§ **Input**

____

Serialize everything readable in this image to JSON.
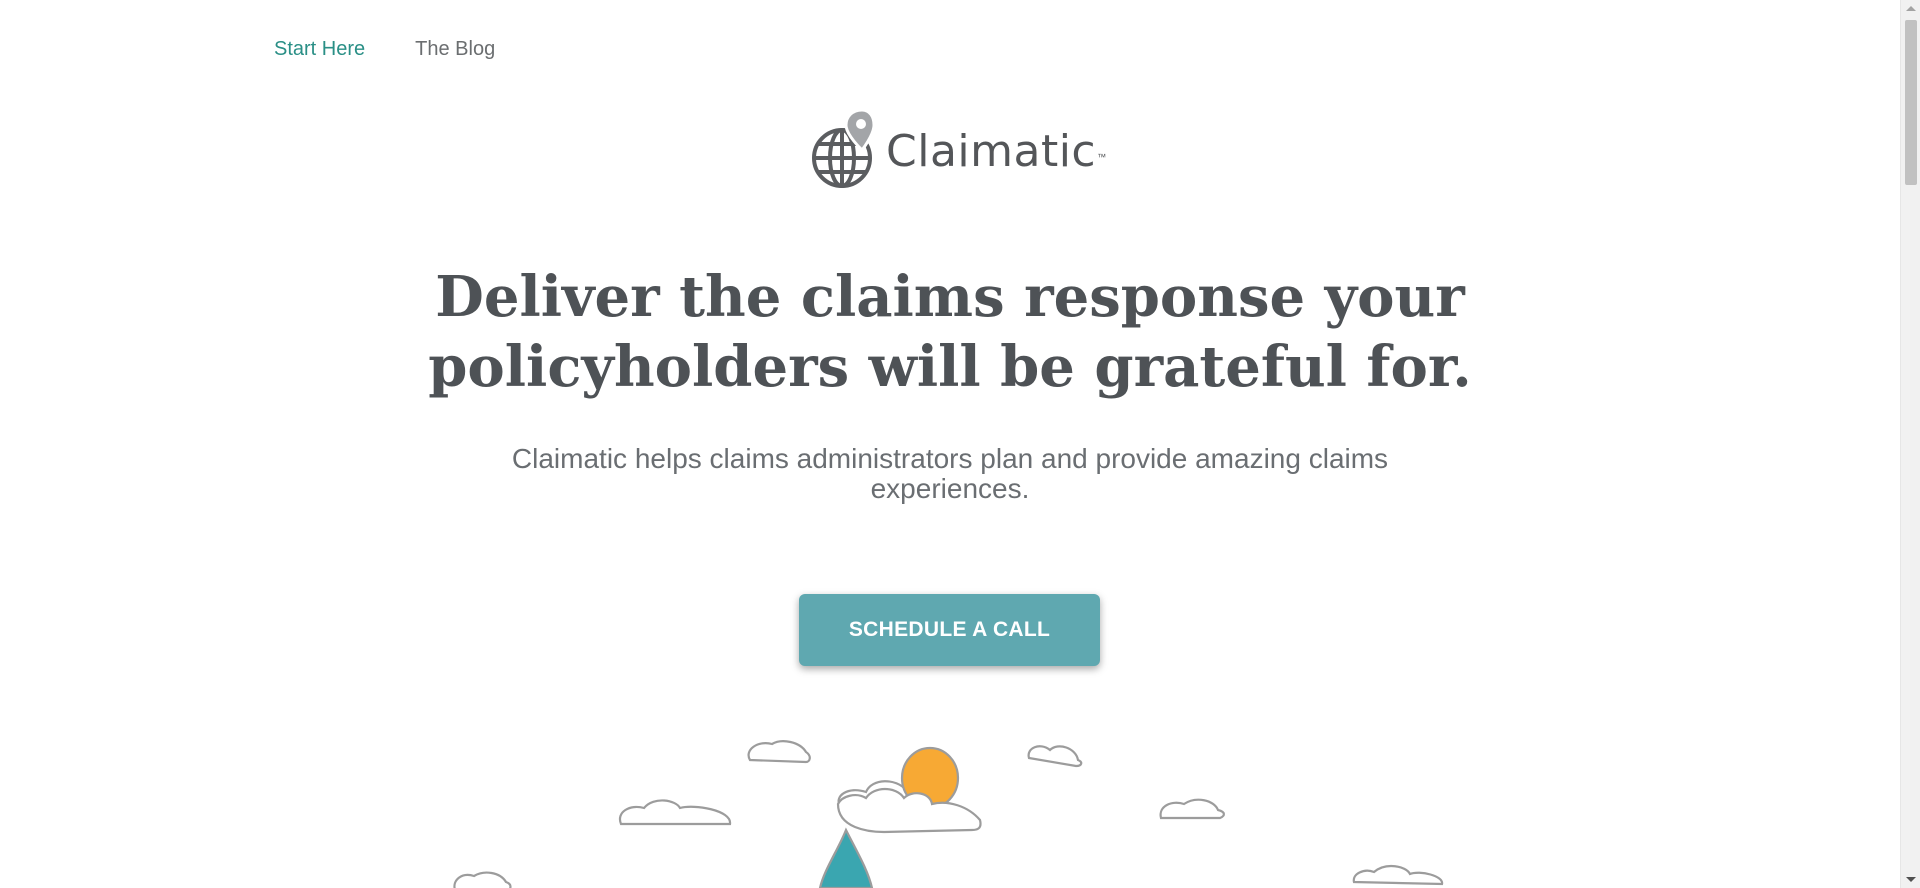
{
  "nav": {
    "items": [
      {
        "label": "Start Here",
        "active": true
      },
      {
        "label": "The Blog",
        "active": false
      }
    ]
  },
  "logo": {
    "text": "Claimatic",
    "trademark": "™",
    "icon": "globe-location-pin-icon"
  },
  "hero": {
    "headline_line1": "Deliver the claims response your",
    "headline_line2": "policyholders will be grateful for.",
    "subheadline": "Claimatic helps claims administrators plan and provide amazing claims experiences.",
    "cta_label": "SCHEDULE A CALL"
  },
  "illustration": {
    "elements": [
      "cloud-icon",
      "sun-icon",
      "rocket-icon"
    ]
  },
  "colors": {
    "accent": "#2a8f86",
    "nav_inactive": "#6b6e70",
    "headline": "#4e5256",
    "subheadline": "#6a6e72",
    "cta_background": "#5fa8b0",
    "sun": "#f7a934",
    "rocket": "#3aa6b0"
  }
}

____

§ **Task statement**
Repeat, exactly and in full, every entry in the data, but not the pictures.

§ **Task result**
Serialize everything readable in this image to JSON.
{
  "nav": {
    "items": [
      {
        "label": "Start Here",
        "active": true
      },
      {
        "label": "The Blog",
        "active": false
      }
    ]
  },
  "logo": {
    "text": "Claimatic",
    "trademark": "™",
    "icon": "globe-location-pin-icon"
  },
  "hero": {
    "headline_line1": "Deliver the claims response your",
    "headline_line2": "policyholders will be grateful for.",
    "subheadline": "Claimatic helps claims administrators plan and provide amazing claims experiences.",
    "cta_label": "SCHEDULE A CALL"
  },
  "illustration": {
    "elements": [
      "cloud-icon",
      "sun-icon",
      "rocket-icon"
    ]
  },
  "colors": {
    "accent": "#2a8f86",
    "nav_inactive": "#6b6e70",
    "headline": "#4e5256",
    "subheadline": "#6a6e72",
    "cta_background": "#5fa8b0",
    "sun": "#f7a934",
    "rocket": "#3aa6b0"
  }
}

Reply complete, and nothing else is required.